Rented social housing is in very short supply in the inner London boroughs, as the noble Baroness suggested, and in other areas, as the noble Lord, Lord Swinfen, pointed out in an earlier debate. He referred to families being hard to house because, for example, a member of the family may be disabled and need a large property. Those families may face eviction from temporary housing after two years and if they are living in a local authority owned house they must be evicted. Is that reasonable? Is it right to send fragile, vulnerable families, often with several children, into the churning of going in and out of temporary accommodation such as bed and breakfast accommodation, hotel or private rented accommodation and so on? It is not that they queue jump or that there is a direct route into permanent housing but merely, as the Minister himself said, that there should be a safety net for them.
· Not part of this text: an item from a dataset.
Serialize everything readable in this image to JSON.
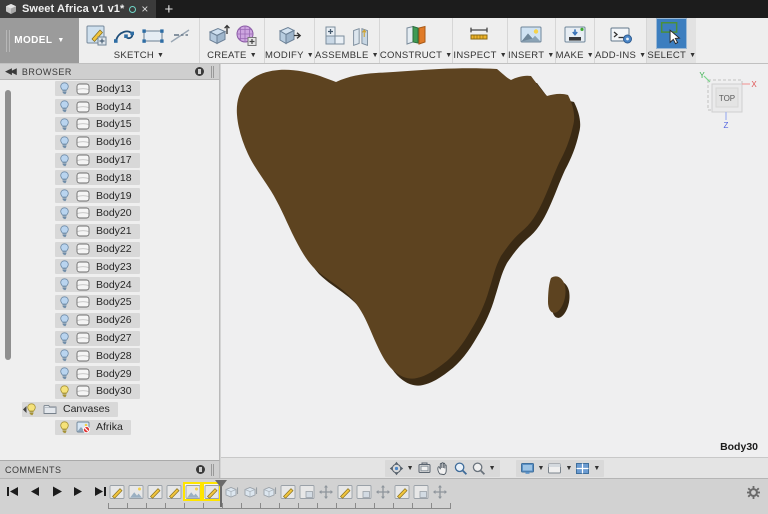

However, if after two years a family in temporary housing has not qualified for permanent housing, then the local authority may, if it believes it reasonable, in comparison with other people on the list, ensure that they have enough points to qualify for permanent housing, which they would get if they lived in a different authority area. That is all this amendment does. It simply does what the Minister said it should do, which is to put in a safety net. If we do not there remains a black hole for some of the most vulnerable and fragile families.
It is a modest amendment. It will probably affect only a few thousand out of the 120,000 homeless families who present themselves to local authorities each year. But those families are in an acute situation. They are not queue jumping. The amendment merely provides that after two years' waiting, in often poor quality temporary housing, we should not send them churning back into bed and breakfast accommodation to go through the cycle again. Remembering that this is not providing a direct route into permanent housing and it is not queue-jumping--it is merely including a means of rescue and a safety net for those who would otherwise be turned out after a wait of two years--I should like to test the opinion of the House on the amendment.
Resolved in the negative, and amendment disagreed to accordingly.